== What to work on ==
Identify every line in the records below that contains the word "Yahoo", and copy each of those lines.

[Items listed in a dataset]
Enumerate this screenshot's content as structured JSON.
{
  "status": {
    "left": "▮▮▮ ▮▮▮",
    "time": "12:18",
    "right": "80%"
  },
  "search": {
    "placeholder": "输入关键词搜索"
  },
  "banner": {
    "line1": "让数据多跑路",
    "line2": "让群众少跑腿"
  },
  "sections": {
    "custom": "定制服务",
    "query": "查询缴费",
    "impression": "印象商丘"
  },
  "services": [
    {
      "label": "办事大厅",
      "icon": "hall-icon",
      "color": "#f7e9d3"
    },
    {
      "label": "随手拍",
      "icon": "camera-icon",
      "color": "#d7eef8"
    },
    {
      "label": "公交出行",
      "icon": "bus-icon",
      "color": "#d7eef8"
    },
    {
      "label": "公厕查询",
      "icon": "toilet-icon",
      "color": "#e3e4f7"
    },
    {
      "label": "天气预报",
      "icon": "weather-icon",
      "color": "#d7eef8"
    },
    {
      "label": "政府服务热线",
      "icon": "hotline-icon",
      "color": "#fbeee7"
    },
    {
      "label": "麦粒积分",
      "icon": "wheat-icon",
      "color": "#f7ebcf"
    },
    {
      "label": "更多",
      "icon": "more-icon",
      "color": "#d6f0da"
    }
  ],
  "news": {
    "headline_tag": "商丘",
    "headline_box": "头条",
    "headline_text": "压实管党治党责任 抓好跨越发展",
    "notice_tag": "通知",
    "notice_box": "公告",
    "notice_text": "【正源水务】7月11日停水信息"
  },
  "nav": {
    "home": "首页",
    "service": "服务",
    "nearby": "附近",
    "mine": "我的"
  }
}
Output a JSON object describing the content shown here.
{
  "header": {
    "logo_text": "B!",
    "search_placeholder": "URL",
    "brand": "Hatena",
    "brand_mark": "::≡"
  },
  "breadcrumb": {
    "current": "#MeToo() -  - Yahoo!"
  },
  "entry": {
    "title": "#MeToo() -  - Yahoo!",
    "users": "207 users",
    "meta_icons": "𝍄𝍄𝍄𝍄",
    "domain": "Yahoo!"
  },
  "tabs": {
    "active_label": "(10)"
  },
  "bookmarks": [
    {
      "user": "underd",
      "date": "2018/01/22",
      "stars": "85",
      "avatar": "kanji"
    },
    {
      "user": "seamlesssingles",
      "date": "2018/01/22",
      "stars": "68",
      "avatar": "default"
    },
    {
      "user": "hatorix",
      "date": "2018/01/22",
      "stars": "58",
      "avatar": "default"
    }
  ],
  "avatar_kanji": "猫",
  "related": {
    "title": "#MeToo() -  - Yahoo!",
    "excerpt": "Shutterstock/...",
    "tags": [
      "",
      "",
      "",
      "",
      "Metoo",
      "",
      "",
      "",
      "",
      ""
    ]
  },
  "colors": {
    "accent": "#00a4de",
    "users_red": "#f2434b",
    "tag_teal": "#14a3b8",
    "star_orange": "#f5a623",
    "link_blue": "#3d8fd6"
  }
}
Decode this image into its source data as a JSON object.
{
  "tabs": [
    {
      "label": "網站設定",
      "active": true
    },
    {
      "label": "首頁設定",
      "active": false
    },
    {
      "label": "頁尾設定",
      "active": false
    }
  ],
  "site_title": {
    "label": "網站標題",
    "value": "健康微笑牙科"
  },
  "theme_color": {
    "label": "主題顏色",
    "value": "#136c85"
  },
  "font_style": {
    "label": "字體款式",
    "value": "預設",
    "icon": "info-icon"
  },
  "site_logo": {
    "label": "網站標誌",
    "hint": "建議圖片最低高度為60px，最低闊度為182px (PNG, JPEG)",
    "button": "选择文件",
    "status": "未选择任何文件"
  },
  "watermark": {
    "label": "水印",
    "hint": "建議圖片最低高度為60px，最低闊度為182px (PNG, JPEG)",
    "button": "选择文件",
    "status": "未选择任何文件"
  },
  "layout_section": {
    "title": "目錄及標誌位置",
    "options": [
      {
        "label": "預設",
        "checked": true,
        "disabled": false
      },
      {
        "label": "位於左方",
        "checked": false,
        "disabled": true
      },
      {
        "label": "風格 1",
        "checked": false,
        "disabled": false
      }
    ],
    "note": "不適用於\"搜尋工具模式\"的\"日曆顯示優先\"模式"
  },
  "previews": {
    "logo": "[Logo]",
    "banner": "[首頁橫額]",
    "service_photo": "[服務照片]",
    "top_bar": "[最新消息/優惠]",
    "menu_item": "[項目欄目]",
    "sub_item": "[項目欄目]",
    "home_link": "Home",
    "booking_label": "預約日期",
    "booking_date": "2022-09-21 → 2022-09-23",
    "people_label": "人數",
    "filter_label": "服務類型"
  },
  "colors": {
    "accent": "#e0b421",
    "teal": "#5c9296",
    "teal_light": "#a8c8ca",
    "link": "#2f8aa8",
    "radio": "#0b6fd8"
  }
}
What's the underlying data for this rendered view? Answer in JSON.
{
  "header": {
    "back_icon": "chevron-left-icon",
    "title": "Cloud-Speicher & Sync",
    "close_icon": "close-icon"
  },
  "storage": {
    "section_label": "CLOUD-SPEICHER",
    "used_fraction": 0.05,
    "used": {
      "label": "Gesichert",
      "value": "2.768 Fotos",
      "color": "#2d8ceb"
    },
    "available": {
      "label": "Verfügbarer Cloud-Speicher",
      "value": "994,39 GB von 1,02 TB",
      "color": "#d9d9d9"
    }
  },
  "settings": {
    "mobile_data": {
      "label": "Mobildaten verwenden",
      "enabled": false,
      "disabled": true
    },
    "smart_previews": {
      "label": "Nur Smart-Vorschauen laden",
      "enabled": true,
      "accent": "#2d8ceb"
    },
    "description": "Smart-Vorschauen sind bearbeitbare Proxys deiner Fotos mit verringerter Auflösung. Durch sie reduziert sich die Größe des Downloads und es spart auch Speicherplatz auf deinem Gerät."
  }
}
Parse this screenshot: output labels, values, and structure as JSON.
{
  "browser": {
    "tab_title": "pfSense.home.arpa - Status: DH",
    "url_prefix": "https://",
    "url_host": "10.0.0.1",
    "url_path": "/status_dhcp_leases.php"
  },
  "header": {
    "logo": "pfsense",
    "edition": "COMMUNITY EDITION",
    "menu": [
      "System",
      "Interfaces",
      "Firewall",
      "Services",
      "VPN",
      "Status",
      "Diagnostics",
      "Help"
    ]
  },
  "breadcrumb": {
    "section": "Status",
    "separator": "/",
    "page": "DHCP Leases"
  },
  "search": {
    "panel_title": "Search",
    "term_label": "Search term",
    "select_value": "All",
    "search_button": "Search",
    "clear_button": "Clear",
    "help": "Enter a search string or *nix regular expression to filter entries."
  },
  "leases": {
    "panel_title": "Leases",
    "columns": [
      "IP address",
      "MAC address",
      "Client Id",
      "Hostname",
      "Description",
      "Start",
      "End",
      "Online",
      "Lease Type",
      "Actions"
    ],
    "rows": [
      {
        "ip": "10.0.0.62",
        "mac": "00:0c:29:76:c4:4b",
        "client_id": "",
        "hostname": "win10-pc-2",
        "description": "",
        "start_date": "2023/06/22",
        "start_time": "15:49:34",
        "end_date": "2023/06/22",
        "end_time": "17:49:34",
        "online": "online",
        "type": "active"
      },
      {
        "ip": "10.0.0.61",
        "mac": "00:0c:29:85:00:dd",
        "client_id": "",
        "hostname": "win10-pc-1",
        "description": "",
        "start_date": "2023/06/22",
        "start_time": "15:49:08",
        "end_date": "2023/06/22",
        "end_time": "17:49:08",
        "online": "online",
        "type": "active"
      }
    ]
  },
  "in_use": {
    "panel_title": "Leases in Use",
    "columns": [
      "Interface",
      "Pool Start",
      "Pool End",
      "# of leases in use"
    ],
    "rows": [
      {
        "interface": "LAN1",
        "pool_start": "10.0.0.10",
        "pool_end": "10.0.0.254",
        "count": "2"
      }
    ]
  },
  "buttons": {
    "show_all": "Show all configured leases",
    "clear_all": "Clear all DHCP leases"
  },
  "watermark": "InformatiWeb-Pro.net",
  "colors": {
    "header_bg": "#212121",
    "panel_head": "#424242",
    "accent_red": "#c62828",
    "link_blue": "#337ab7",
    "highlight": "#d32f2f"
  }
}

== Response to the task ==
    "current": "#MeToo() -  - Yahoo!"
    "title": "#MeToo() -  - Yahoo!",
    "domain": "Yahoo!"
    "title": "#MeToo() -  - Yahoo!",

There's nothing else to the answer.